- [Problem description] Among the entries below, how many lines include the string "eyes"? Answer with only the number.

- [Available data]
● ● ● ● ●

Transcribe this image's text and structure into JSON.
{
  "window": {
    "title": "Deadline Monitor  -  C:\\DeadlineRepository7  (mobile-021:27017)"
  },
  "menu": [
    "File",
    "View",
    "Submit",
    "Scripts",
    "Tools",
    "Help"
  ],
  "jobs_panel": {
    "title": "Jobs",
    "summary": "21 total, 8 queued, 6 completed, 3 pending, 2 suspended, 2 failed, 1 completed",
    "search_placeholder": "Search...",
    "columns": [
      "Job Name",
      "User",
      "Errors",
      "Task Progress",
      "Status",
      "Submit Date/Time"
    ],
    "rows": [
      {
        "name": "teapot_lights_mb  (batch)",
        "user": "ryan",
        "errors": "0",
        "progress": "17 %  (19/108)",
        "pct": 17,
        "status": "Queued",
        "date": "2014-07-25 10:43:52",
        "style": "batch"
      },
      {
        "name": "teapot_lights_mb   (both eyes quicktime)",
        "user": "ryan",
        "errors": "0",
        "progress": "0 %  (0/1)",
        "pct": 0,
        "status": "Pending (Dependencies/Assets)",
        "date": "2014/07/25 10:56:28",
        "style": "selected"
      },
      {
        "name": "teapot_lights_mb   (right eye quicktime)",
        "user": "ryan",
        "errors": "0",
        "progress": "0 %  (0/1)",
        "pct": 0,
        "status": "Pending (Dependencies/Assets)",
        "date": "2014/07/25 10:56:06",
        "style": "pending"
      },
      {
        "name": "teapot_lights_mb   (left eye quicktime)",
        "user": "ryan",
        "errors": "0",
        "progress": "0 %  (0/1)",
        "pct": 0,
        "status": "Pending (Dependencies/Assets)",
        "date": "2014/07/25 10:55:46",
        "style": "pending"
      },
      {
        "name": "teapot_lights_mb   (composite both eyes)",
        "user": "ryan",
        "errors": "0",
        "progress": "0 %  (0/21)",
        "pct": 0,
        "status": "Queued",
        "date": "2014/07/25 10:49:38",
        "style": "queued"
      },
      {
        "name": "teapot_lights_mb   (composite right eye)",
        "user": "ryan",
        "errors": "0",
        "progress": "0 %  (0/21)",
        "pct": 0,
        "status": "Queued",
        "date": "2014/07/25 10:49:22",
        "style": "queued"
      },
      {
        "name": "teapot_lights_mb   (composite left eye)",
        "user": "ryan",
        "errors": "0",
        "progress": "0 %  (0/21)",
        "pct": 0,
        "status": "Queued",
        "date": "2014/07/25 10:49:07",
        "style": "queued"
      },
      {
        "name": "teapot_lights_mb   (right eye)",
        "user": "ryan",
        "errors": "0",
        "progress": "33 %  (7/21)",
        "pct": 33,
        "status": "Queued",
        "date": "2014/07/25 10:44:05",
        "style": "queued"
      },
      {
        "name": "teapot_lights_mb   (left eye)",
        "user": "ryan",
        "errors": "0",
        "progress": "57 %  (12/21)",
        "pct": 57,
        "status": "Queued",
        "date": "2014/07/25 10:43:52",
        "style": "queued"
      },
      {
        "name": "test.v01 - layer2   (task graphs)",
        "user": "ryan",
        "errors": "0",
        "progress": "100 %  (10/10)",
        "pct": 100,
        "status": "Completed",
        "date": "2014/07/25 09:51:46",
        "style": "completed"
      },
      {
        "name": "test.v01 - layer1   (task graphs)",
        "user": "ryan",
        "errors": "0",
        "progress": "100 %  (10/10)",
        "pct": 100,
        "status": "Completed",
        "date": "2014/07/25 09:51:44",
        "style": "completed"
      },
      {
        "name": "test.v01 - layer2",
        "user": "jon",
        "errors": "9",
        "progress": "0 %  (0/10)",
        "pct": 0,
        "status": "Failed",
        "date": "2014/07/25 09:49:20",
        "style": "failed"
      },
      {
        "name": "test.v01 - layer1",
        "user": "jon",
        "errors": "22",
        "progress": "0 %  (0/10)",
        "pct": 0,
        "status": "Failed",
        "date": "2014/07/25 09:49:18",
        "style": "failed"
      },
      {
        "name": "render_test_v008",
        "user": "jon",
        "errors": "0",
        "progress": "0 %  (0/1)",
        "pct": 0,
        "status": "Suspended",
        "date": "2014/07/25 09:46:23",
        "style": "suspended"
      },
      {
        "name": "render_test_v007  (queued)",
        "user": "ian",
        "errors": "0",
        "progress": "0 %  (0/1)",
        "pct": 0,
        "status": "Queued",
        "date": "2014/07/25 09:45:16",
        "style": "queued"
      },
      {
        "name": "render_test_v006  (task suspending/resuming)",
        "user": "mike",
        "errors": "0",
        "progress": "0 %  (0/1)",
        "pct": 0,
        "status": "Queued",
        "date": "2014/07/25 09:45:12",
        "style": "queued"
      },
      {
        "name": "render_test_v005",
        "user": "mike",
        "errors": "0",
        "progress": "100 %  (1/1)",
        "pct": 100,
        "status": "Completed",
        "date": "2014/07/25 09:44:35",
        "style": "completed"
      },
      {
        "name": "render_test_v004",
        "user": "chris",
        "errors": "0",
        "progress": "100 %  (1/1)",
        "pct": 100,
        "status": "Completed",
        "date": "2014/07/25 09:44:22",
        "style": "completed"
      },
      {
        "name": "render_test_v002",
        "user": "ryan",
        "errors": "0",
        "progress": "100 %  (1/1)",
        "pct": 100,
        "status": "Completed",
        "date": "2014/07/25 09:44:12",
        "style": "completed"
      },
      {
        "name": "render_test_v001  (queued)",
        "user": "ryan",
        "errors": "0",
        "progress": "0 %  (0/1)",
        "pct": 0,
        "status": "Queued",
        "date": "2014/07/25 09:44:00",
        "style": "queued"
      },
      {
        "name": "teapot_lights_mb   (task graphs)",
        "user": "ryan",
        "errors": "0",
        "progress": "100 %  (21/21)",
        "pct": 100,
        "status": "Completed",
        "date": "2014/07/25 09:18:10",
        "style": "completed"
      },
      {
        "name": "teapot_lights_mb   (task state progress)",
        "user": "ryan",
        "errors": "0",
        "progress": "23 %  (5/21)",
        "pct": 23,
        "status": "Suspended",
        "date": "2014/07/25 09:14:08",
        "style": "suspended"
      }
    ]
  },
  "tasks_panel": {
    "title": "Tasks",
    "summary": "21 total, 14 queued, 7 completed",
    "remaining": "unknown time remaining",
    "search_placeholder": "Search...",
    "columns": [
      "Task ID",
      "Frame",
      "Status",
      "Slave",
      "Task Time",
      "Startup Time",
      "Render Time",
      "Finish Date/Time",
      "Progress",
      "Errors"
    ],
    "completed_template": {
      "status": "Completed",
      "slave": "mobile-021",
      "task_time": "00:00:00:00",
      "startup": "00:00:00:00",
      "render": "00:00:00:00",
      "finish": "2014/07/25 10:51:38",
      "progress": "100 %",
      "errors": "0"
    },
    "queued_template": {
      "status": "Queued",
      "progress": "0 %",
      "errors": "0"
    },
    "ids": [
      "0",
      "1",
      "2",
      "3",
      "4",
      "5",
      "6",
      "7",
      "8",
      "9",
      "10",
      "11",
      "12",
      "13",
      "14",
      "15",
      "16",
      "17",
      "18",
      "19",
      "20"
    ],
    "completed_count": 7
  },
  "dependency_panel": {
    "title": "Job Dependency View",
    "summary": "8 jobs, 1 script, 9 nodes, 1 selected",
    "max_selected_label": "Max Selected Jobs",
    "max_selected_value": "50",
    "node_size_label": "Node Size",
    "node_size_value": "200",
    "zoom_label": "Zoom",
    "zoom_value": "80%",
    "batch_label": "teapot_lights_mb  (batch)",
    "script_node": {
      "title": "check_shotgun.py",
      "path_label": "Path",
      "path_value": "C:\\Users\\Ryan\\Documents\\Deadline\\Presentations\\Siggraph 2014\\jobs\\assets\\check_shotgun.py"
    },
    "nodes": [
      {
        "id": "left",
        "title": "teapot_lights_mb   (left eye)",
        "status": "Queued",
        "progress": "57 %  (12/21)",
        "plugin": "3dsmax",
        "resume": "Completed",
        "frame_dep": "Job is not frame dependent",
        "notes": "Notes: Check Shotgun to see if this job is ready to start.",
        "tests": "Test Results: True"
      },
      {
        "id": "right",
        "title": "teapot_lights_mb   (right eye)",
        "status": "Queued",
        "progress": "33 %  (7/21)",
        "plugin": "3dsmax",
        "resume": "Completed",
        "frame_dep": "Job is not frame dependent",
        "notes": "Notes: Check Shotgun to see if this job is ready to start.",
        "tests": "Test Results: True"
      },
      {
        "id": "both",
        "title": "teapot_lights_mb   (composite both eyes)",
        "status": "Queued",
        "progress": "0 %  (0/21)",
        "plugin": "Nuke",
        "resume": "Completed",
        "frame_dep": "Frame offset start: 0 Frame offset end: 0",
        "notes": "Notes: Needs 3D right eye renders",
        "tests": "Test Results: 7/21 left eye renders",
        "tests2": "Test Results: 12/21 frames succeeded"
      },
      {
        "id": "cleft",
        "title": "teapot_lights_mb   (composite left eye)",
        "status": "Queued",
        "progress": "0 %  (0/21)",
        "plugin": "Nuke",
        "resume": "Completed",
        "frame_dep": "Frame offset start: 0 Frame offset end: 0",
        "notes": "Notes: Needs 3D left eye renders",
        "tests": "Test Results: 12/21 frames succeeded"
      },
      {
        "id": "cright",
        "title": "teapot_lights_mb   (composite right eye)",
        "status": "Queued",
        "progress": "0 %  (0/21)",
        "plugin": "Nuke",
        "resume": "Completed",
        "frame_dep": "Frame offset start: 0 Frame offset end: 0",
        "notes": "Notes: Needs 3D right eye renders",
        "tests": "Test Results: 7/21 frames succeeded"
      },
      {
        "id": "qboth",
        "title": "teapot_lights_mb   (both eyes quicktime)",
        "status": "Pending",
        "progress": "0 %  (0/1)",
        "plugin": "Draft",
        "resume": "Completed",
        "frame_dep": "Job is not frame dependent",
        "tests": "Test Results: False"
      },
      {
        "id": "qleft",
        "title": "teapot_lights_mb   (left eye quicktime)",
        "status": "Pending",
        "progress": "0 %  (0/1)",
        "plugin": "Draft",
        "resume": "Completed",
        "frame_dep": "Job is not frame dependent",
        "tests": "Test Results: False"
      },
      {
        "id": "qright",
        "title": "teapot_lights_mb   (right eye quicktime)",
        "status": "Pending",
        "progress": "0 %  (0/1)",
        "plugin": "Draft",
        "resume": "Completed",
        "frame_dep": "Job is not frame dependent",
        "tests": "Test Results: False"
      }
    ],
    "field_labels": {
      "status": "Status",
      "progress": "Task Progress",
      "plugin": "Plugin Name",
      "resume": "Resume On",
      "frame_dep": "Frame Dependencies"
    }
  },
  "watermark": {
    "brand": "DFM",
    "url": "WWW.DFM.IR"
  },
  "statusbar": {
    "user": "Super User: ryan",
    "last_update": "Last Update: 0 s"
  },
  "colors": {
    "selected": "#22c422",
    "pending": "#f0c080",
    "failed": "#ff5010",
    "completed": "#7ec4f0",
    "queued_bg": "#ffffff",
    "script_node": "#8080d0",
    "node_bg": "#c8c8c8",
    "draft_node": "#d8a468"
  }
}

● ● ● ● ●

- [Solution to this task] 4